It was estimated that it would cost as much as €9.5m to fund Murray's pension if he was in the private sector.
Public Sector Pay
Unemployment has risen by over 94,000 in the past year and the rise of 15,800 in October would be 1.2 million in the US on a population equivalent basis.
The number on the Live Register could well rise by 100,000 to 360,000 by the end of 2009.
“If we try to ride out this recession as if it is not affecting us or shouldn’t affect us, then we won’t be competitive, we won’t be able to increase our exports, we won’t be able to generate the wealth to get us back on track," Taoiseach Brian Cowen, said in an interview with Hot Press magazine, which was published this week. “As I say, this isn’t the full process of adjustment by any manner of means.”
"At the end of the day, if everyone stands up and says, 'Not me, mate'; don't be surprised if we don't get there as quick as we should,"Cowen told a, Economist Intelligence Unit (EIU) business conference last week.
He said the public has not yet grasped the gravity of the situation facing the country, in what he described as "the most severe global economic and financial conditions for a century".
The pay and pensions bill for 2009 will be about €20bn.
The proposed national pay agreement provides that all private sector workers will have a three-month pay pause. They will then receive a 3.5% increase over six months and a further 2.5% for the following year. Public sector workers will have an 11-month pay pause from the last module of Towards 2016.
They will then receive 3.5% for the next nine months (commencing 1 September 2009), and a further 2.5% for the remainder of the agreement.
In the private sector, apart from the thousands who will lose their jobs, many of the rest will not get any pay rise.
Apart from the pay rise in September 2009, public sector staff who are not at the top of their pay scales receive an annual increment of at least €1,000 in addition to any increase agreed through social partnership.

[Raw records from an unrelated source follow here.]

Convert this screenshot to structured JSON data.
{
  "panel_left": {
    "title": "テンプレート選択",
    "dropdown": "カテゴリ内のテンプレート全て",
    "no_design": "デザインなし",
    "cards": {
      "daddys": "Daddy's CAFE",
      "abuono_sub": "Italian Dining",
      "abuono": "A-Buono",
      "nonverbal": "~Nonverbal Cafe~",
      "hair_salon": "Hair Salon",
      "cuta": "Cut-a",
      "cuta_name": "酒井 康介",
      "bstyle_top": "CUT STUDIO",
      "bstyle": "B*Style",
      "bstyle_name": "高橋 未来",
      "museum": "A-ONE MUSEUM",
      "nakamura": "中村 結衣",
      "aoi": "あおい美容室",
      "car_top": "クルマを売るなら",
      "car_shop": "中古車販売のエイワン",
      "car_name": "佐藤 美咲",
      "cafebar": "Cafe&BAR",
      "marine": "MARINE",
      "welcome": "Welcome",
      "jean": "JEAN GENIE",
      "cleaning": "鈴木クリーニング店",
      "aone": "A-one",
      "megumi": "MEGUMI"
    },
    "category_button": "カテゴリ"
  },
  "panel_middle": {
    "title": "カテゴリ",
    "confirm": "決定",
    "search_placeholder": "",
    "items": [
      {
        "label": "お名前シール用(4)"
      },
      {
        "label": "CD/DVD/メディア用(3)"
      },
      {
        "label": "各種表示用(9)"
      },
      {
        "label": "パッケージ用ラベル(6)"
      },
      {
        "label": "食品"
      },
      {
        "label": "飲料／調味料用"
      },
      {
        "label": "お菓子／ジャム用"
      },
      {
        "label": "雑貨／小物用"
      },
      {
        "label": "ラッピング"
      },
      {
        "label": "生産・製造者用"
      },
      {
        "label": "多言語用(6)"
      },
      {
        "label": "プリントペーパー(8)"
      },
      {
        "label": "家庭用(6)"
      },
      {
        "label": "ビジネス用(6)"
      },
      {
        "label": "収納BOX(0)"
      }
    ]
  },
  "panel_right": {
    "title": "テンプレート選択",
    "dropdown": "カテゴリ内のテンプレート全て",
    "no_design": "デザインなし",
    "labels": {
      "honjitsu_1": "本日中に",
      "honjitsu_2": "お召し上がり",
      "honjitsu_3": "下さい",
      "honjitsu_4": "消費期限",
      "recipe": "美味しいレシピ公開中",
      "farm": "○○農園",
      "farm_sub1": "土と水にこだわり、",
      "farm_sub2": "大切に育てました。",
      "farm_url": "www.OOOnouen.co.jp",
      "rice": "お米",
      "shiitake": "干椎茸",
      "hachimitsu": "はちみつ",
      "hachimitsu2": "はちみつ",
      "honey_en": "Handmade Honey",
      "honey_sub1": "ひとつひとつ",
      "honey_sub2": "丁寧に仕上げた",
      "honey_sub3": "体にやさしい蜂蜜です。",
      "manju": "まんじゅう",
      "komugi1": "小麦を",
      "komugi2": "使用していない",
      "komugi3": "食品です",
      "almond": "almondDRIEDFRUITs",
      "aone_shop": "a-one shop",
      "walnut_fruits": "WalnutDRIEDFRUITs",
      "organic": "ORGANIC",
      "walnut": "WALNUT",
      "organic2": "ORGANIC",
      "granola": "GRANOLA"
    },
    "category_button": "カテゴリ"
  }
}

For example in 2007, an executive officer in the public service with two years' service would have received an annual increment of €1,632 or 5% of salary in addition to the Towards 2016 increase of 4%, giving a total salary increase of 9%.

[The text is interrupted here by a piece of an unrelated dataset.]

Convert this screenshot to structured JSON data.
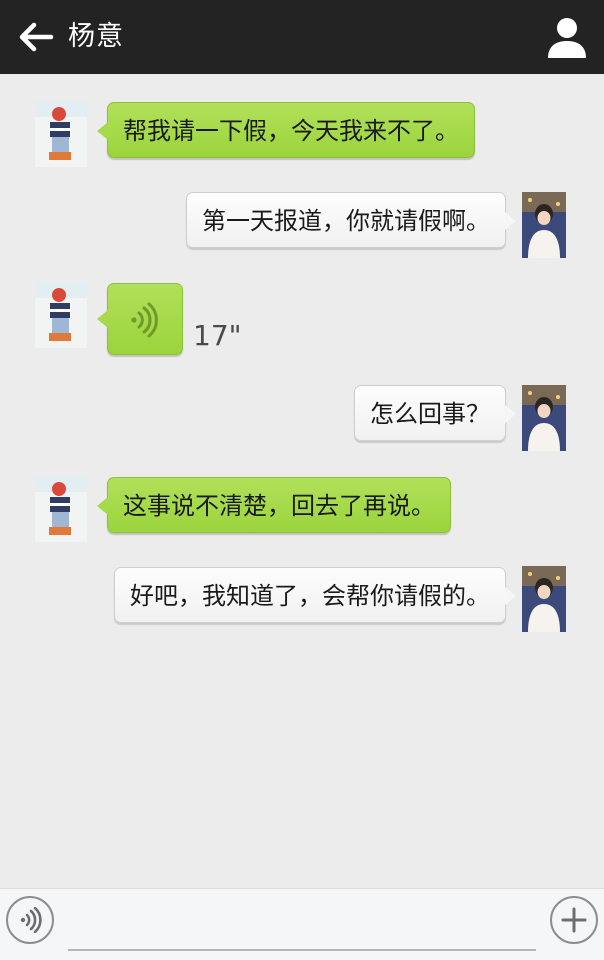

Every one per cent increase in pay for the public sector costs the public purse in the region of €200 million annually.
"At the moment, 10% of the cost of every teacher, doctor and nurse is being paid from borrowing. Any extra ones would be paid for 100% from borrowing.

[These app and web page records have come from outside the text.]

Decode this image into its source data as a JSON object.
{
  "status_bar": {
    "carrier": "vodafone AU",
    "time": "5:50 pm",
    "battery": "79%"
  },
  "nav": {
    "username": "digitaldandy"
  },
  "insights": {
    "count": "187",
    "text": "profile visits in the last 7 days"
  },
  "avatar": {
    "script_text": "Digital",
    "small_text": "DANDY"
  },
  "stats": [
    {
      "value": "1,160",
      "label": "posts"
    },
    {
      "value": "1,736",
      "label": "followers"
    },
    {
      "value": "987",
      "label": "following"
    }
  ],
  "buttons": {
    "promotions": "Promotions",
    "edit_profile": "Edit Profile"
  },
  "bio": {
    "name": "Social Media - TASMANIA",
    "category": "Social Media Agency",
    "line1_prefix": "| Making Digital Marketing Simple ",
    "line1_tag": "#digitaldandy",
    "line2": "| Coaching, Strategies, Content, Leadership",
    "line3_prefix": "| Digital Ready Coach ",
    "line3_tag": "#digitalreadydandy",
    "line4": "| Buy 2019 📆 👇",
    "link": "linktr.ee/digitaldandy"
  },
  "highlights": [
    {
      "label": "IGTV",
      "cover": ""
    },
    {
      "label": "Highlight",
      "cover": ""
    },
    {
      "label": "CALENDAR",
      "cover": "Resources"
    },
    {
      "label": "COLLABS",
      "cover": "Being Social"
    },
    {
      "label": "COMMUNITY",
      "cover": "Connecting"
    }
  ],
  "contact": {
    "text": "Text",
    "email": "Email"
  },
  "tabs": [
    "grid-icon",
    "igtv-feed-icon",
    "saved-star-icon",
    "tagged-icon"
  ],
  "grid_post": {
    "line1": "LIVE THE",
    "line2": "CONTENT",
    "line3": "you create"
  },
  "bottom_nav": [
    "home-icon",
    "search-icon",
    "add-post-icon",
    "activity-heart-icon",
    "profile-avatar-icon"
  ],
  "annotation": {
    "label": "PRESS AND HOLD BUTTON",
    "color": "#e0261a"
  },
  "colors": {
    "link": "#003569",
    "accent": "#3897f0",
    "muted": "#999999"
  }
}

"It does not matter if it is me, or somebody else, at the top table -- I'm certainly not infallible, as recent times have proved, but we are going to have to pull together to get through this.
"Business leaders need to stand up, and trade union leaders need to stand up, and say what the situation is," Cowen told the EIU conference.
It's overdue time he showed leadership to match his warnings.
Scrap all increases including increments in the public sector and implement a general cut of 10% on salaries above €100,000.
With home loan rates falling, public service staff would have an offset to either a pay freeze or a cut.
Publish detailed spending budgets with cross-departmental cost categories and implement public sector reform starting with numbers of Minister of State, advisers, constituency "helpers," the Oireachtas and across central and local governments - - How many housing managers have nothing effectively to do in local authorities, now that budgets have been slashed? The questions could go on and on.
The political and public service leadership are the biggest beneficiaries of the Irish Insiders' system. Will the public finances have to become so dire before they take serious action?